On Behalf of | Jul 10, 2018 | Consumer Protection

When it comes to applying for a job, the application process is no longer as simple as filling out paperwork and going for an interview.  With the availability of consumer data and the internet, employers now can conduct a more extensive background check when you apply for a job.  Gone are the days of being able to just appear face to face and let an employer know you are the right person for the job.

Know Your Rights

Under the Fair Credit Reporting Act (“FCRA”), you have rights that protect your information, whether you are applying for a loan, insurance, or a job.  It is important to know your rights prior to allowing an employer to delve into your personal information.  The FCRA is clear that an employer must provide you notice during the application process that he or she plans to access a report on you and obtain written consent from you prior to doing so.  Furthermore, the FCRA requires employers to make sure this disclosure or request is “clear and conspicuous” to the consumer applicant.  This is generally referred to as the “stand alone” requirement.  So what exactly does “clear and conspicuous” mean?  Courts have heard cases to determine exactly how to interpret this statutory language.

“Clear and Conspicuous”

When it comes to interpreting the “clear and conspicuous” language of the statute, it is important to remember that the purpose of the inclusion of this language in the statute was to protect consumers.  In Syed v. M-I, Ltd. Liab.

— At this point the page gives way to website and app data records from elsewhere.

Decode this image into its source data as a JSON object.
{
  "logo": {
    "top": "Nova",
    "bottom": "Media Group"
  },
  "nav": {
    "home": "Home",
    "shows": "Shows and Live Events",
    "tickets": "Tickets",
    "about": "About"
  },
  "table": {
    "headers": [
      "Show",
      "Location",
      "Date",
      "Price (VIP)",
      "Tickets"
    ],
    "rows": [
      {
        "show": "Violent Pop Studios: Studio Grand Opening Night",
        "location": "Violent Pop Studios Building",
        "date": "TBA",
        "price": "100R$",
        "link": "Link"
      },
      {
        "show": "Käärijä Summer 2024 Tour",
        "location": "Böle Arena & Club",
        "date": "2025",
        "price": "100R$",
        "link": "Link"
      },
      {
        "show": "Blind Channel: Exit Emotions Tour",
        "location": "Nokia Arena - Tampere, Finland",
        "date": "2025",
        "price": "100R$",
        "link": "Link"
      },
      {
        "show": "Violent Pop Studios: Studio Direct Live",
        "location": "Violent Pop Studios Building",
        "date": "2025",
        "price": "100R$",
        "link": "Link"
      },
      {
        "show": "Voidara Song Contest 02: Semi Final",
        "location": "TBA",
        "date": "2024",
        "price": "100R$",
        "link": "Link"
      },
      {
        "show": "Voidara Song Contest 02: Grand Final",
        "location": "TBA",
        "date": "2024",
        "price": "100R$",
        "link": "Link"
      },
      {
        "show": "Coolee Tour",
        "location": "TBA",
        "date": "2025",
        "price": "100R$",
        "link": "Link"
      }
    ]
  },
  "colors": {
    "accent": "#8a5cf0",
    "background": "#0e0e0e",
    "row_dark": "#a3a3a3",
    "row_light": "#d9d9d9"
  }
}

Co., the Ninth Circuit held that including a waiver of the defendant’s liability in the same document as the FCRA disclosure violated the FCRA’s “stand alone” requirement.  In Syed, the plaintiff argued that he was confused by excess language included in the document and did not understand what he was agreeing to.  Likewise, in Poinsignon v. Imperva, Inc., a Ninth Circuit District Court held that a disclosure that included links to a privacy policy also violated the FCRA.  The court emphasized the importance of there being nothing extra included in the request to access the applicant’s credit report and that stand alone means stand alone.

“Stand Alone”

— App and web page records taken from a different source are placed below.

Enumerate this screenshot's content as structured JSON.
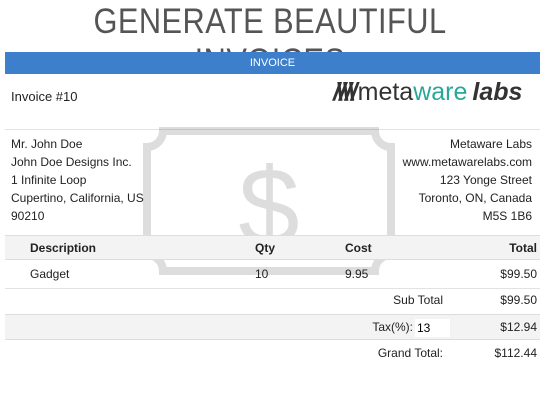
{
  "banner": "GENERATE BEAUTIFUL INVOICES",
  "header": "INVOICE",
  "invoice_number": "Invoice #10",
  "logo": {
    "mark": "/\\/\\/\\/",
    "meta": "meta",
    "ware": "ware",
    "labs": "labs",
    "accent": "#2aa79b"
  },
  "watermark_icon": "dollar-bill-icon",
  "from": [
    "Mr. John Doe",
    "John Doe Designs Inc.",
    "1 Infinite Loop",
    "Cupertino, California, US",
    "90210"
  ],
  "to": [
    "Metaware Labs",
    "www.metawarelabs.com",
    "123 Yonge Street",
    "Toronto, ON, Canada",
    "M5S 1B6"
  ],
  "table": {
    "headers": {
      "description": "Description",
      "qty": "Qty",
      "cost": "Cost",
      "total": "Total"
    },
    "rows": [
      {
        "description": "Gadget",
        "qty": "10",
        "cost": "9.95",
        "total": "$99.50"
      }
    ]
  },
  "totals": {
    "sub_label": "Sub Total",
    "sub": "$99.50",
    "tax_label": "Tax(%):",
    "tax_rate": "13",
    "tax": "$12.94",
    "grand_label": "Grand Total:",
    "grand": "$112.44"
  },
  "colors": {
    "header_bar": "#3d7fcb"
  }
}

The “stand alone” requirement prohibits the disclosure and authorization forms presented to an applicant or employee from being combined with other things, like an employment application.  In fact, the FCRA provides that the disclosure must be made in writing in a document that consists “solely” of the disclosure.  15 U.S.C. § 1681b(b)(2)(A)(i). This means a disclosure that complies with the FCRA cannot contain ANY extraneous information.

If you believe your rights have been violated when it comes to a background check, contact us at SmithMarco, P.C. for a free case review.